Since my professional career began 20+ years ago, change has been a hot topic and it doesn't seem to ever let up. We talk about responding to change, managing change, leading change... Change seems to be the one constant in our conversation and one with many layers. One of those layers is change fatigue. We can do everything right, just like a good workout, but when it's over, most of us want a break before the next wave. Unfortunately, that's not always possible.
At Soderquist Leadership, we’ve undertaken a number of changes in recent years—some in response to industry or market forces and some self-induced. A few years ago, one of my more tenured team members approached me after we had just left a meeting addressing another change. She said in essence, “Ya know, I’ll be glad when we get past all of this change, and things can just stay the same for a while.” While I agreed that sounded nice, I had to admit that I’m not sure that will ever come. It’s been our experience that rather than find ways to avoid change, we need to build muscle that gives us both the resiliency and stamina to do what we need to do when it comes.

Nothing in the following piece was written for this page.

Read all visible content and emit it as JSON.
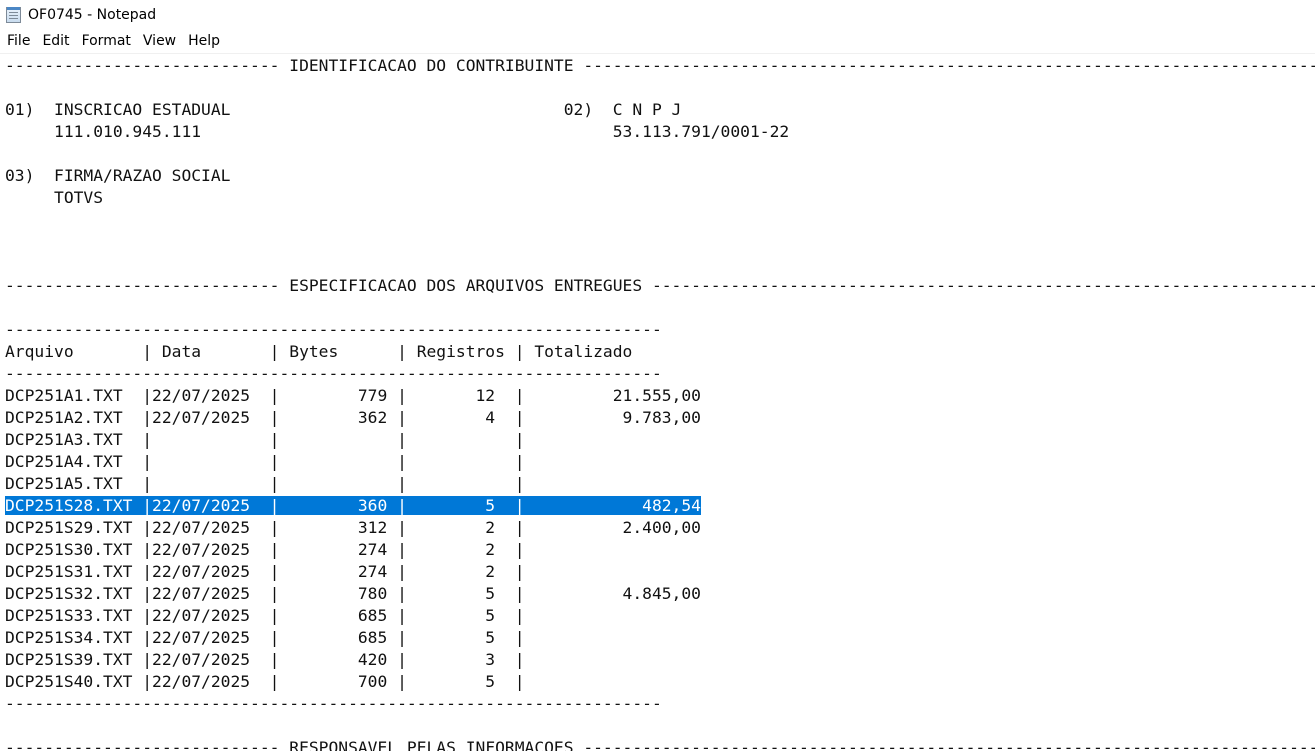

I’m not sure I’m qualified to give tips on how to lead in guarding against change fatigue (my team could tell you), but here are some things we’ve tried to do a good job of in this area:
- Call out the “why”. No one likes change for change’s sake, at least no one I know. People want, need, and deserve to know why change is important. It doesn’t matter if it’s about achieving your vision or responding to a crisis or anything in between. I’ve found that the clearer we are on the why, the more engaged and less fatigued our team is.
- Show empathy. Empathy (I’m in it with you) is different than sympathy (I’m sorry you’re going through this). Leaders need to be role models in change and help people cycle through the inevitable change curve they’re experiencing. If they have observed you riding the same curve, even if you’re ahead of them on it, they will be more confident to fight fatigue, knowing you’ve been there too.
- Shine light on the difference change makes. This is a cousin to “celebrate the wins”. Often, people will fail to take the time after a successful change initiative to stop with the team, turn around, and say, “Look where we were and where we are now.” This is particularly true if the change is gradual or takes a lot of time to implement. Pausing to call this out gives people pride in accomplishment, reminds them of the why, and reinforces that they can (and did) make it.
In my physical workouts, I could resign to old age and give in to what seems like a losing battle, but I know that would be only to my detriment. Because of my workouts, I see results in my wellness exams, feel the effects of good health, and enjoy the ability to keep up with my kids. Likewise, in relation to change, it would be great if there was some magic remedy for the fatigue that comes with it. And while there is no perfect formula to follow, I do believe there are some things we can do to build muscle in our people to enable them to persevere through change and help them enjoy the benefits of having done so.
For more on change, check out this video of Retired ServiceMaster CEO, Bill Pollard, discussing how he looks at change.